It’s certainly much different than when we started AOL here in 1985. Then it was really a government town. There wasn’t anything but law firms and lobbyists; no one was focused on entrepreneurial companies. And compared with the [the late '90s], it’s much broader. AOL was sort of the main company here back then; there weren’t a lot of others. Now, if you drive down the access road between Washington and Dulles, there are hundreds of companies.
Do you think a ploy like Mayor Bloomberg’s to lure a school to develop a tech-oriented campus might make sense for Washington?
I think it could only be additive and helpful, though the universities here are pretty strong. George Mason and Georgetown and Johns Hopkins and American University: they all offer a good mix of things.

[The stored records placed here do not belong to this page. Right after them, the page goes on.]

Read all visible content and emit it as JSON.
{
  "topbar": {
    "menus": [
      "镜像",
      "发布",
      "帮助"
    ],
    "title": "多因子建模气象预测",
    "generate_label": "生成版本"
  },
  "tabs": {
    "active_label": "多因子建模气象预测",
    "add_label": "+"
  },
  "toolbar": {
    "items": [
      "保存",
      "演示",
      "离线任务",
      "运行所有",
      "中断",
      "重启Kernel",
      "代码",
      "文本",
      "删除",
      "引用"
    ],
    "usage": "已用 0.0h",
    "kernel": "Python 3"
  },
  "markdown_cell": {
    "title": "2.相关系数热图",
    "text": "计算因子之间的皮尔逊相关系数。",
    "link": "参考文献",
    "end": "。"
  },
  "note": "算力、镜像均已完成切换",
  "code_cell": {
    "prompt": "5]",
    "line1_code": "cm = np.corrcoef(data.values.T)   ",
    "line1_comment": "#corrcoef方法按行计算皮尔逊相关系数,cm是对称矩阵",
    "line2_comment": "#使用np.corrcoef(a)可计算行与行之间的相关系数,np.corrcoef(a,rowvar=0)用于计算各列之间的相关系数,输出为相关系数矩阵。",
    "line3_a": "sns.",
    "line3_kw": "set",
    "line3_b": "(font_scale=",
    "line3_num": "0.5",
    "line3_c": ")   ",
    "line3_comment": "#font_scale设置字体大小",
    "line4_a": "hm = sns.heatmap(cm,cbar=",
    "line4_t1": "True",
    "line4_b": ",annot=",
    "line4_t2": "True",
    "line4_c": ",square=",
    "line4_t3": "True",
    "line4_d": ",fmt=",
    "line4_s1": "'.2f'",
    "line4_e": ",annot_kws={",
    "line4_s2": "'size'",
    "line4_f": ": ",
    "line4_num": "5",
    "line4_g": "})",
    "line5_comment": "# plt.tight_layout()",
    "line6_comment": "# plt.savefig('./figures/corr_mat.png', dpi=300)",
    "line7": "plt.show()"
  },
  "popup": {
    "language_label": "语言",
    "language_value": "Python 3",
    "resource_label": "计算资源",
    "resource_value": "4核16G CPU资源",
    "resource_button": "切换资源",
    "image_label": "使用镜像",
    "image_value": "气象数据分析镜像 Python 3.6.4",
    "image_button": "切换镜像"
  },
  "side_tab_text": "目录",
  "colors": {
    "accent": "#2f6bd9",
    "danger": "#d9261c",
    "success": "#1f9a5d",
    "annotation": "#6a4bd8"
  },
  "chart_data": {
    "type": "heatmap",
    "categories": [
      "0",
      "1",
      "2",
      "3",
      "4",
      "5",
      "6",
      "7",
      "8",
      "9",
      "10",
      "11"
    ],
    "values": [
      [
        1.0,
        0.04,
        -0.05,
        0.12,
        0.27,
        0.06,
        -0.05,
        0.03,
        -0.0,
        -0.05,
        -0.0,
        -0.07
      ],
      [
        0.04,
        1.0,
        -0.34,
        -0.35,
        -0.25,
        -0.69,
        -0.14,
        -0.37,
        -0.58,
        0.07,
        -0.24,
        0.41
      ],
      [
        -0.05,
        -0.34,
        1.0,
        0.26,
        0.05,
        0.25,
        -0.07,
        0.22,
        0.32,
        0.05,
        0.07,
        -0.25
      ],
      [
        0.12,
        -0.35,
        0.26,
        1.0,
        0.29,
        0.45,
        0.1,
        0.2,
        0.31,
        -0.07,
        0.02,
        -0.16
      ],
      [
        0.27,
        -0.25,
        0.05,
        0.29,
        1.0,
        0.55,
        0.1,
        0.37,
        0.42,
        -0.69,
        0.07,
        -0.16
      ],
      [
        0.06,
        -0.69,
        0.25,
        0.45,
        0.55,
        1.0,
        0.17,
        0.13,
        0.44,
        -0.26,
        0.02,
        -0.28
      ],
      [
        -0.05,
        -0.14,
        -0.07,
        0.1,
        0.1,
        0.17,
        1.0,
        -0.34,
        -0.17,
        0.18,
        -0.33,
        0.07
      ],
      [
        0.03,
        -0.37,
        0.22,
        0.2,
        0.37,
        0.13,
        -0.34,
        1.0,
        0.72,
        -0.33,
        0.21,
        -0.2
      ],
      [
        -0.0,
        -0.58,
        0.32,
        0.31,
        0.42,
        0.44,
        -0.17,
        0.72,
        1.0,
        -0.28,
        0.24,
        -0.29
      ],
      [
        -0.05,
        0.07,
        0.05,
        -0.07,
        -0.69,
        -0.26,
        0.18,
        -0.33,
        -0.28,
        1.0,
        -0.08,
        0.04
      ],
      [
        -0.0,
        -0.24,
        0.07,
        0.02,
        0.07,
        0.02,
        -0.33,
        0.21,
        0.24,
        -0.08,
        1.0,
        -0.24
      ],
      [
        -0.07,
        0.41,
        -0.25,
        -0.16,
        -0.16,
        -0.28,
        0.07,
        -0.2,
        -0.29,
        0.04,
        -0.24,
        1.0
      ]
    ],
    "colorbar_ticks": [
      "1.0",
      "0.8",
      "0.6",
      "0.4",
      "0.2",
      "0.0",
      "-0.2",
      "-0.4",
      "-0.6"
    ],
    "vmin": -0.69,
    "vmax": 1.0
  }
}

What people don’t focus on so much is that people from around the world move to DC, and some of the best and brightest go into the government agencies that make decisions about funding innovation around the country. And many are focused on serving the nation, but not on permanently [serving] the government.
Yet smart people aren’t necessarily entrepreneurial people. I guess what I’m wondering is whether would-be entrepreneurs get enough encouragement in Washington — even while I sometimes think they get too much encouragement out here in the Bay Area.
There’s no doubt that entrepreneurship is in the air and water in Silicon Valley. And if you’re going to Stanford, for example, it’s hard not to run into people who are in that world and to meet people and see ideas. I would not say that the same exists here.
But very smart engineers who go into the government – while they might not necessarily be great entrepreneurs – can do a lot of the heavily lifting required [of a startup]. Maybe they can’t take on the risk of starting a company, but they can help scale one. And as more companies are started here, you’ll see greater network effects and increasing returns.
Momentum begets momentum. I think you’re going to see more coming out of Washington over the next decade than most people would expect.